As these teachers have come to understand, you don't have to be technically minded to introduce your students to the important concepts behind artificial intelligence. When computer science teacher Sharon Harrison wanted to introduce her eighth graders to the basic idea of artificial intelligence, she had them try out an online chatbot called Akinator, which asks the user questions to determine what historic or fictional character he or she is thinking of. In some instances, the students marveled at how quickly the program could figure out the answer. "Sometimes it would guess in three or four guesses, and we'd say, 'How on earth was it able to do that?'" From there, the discussion in this elective class at the University of Chicago Laboratory Schools examined how responses to the chatbot could be sabotaged -- by responding to the questions incorrectly, and thereby "damage the integrity of the program."
Of course, not all languages can be easily translated. What you can do, however, is practice face-to-face communication skills. A study by the Harvard Business School and the University of Chicago finds that hand-shaking and other social interactions in a business setting promote "cooperative strategies and influences negotiation outcomes." The verbal and nonverbal communication that takes place during an in-person meeting is essential to the business relationship. Nothing would be possible without your employees: They are the core of your company and you rely on them to build partnerships and foster overall growth.
We propose a multi-task deep-learning approach for estimating the check-worthiness of claims in political debates. Given a political debate, such as the 2016 US Presidential and Vice-Presidential ones, the task is to predict which statements in the debate should be prioritized for fact-checking. While different fact-checking organizations would naturally make different choices when analyzing the same debate, we show that it pays to learn from multiple sources simultaneously (PolitiFact, FactCheck, ABC, CNN, NPR, NYT, Chicago Tribune, The Guardian, and Washington Post) in a multi-task learning setup, even when a particular source is chosen as a target to imitate. Our evaluation shows state-of-the-art results on a standard dataset for the task of check-worthiness prediction.
This summer's AAAI Conference on Artificial Intelligence (AAAI-08) and its sister Conference on Innovative Applications of AI (IAAI-08) continued their long tradition of being a focal point of AI. This year's conferences were held in Chicago at the Hyatt Regency McCormick Place, July 13-17, 2008. The multidimensional conference offerings included nine invited talks, 251 technical papers, 22 innovative applications of AI papers, three competitions (poker, AI video, and general game playing), three special tracks (AI and the web, integrated intelligence, and physically grounded AI), 15 tutorials, 15 workshops, and 11 intelligent system demonstrations, as well as a number of awards, a doctoral consortium, student poster session and programs, and a vendor exhibit.
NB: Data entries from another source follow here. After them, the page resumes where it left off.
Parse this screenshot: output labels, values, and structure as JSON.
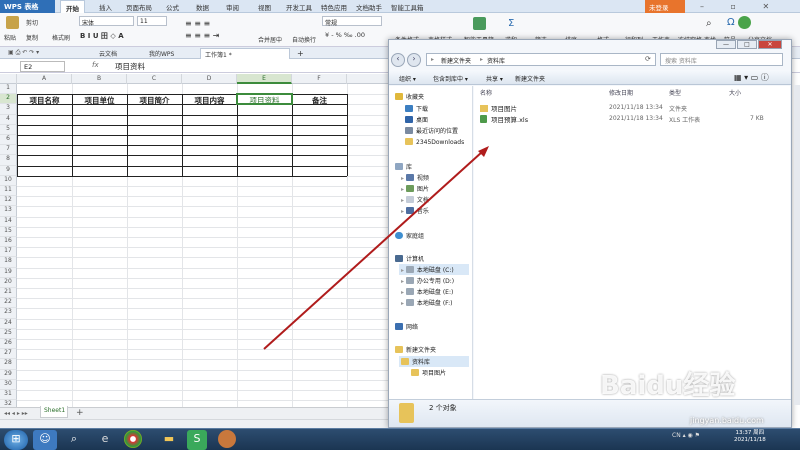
{
  "wps": {
    "logo": "WPS 表格",
    "menus": [
      "开始",
      "插入",
      "页面布局",
      "公式",
      "数据",
      "审阅",
      "视图",
      "开发工具",
      "特色应用",
      "文档助手",
      "智能工具箱"
    ],
    "login": "未登录",
    "ribbon": {
      "cut": "剪切",
      "copy": "复制",
      "format_painter": "格式刷",
      "paste": "粘贴",
      "font": "宋体",
      "font_size": "11",
      "number_format": "常规",
      "merge": "合并居中",
      "wrap": "自动换行",
      "cond": "条件格式",
      "table_style": "表格样式",
      "smart_toolbox": "智能工具箱",
      "sum": "求和",
      "filter": "筛选",
      "sort": "排序",
      "format": "格式",
      "row_col": "行和列",
      "worksheet": "工作表",
      "freeze": "冻结窗格",
      "find": "查找",
      "symbol": "符号",
      "share": "分享文档"
    },
    "doc_tabs": [
      "云文档",
      "我的WPS",
      "工作簿1 *"
    ],
    "formula_bar": {
      "cell_ref": "E2",
      "fx": "fx",
      "value": "项目资料"
    },
    "columns": [
      "A",
      "B",
      "C",
      "D",
      "E",
      "F"
    ],
    "rows": [
      "1",
      "2",
      "3",
      "4",
      "5",
      "6",
      "7",
      "8",
      "9",
      "10",
      "11",
      "12",
      "13",
      "14",
      "15",
      "16",
      "17",
      "18",
      "19",
      "20",
      "21",
      "22",
      "23",
      "24",
      "25",
      "26",
      "27",
      "28",
      "29",
      "30",
      "31",
      "32"
    ],
    "header_row": [
      "项目名称",
      "项目单位",
      "项目简介",
      "项目内容",
      "项目资料",
      "备注"
    ],
    "sheet": "Sheet1"
  },
  "explorer": {
    "window_buttons": [
      "—",
      "□",
      "✕"
    ],
    "address": [
      "新建文件夹",
      "资料库"
    ],
    "search_placeholder": "搜索 资料库",
    "commands": [
      "组织 ▾",
      "包含到库中 ▾",
      "共享 ▾",
      "新建文件夹"
    ],
    "nav": {
      "favorites": "收藏夹",
      "fav_items": [
        "下载",
        "桌面",
        "最近访问的位置",
        "2345Downloads"
      ],
      "libraries": "库",
      "lib_items": [
        "视频",
        "图片",
        "文档",
        "音乐"
      ],
      "homegroup": "家庭组",
      "computer": "计算机",
      "drives": [
        "本地磁盘 (C:)",
        "办公专用 (D:)",
        "本地磁盘 (E:)",
        "本地磁盘 (F:)"
      ],
      "network": "网络",
      "folder_tree": [
        "新建文件夹",
        "资料库",
        "项目图片"
      ]
    },
    "columns": [
      "名称",
      "修改日期",
      "类型",
      "大小"
    ],
    "files": [
      {
        "name": "项目图片",
        "date": "2021/11/18 13:34",
        "type": "文件夹",
        "size": ""
      },
      {
        "name": "项目预算.xls",
        "date": "2021/11/18 13:34",
        "type": "XLS 工作表",
        "size": "7 KB"
      }
    ],
    "status": "2 个对象"
  },
  "taskbar": {
    "time": "13:37 周四",
    "date": "2021/11/18",
    "lang": "CN"
  },
  "watermark": {
    "main": "Baidu经验",
    "sub": "jingyan.baidu.com"
  },
  "colors": {
    "wps_blue": "#2f6fb7",
    "arrow": "#b01c1c",
    "selection": "#3c8b3c"
  }
}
This translated into a plethora of choices for the 921 conference attendees. An additional 175 people exclusively attended the tutorials, workshops, or exhibit.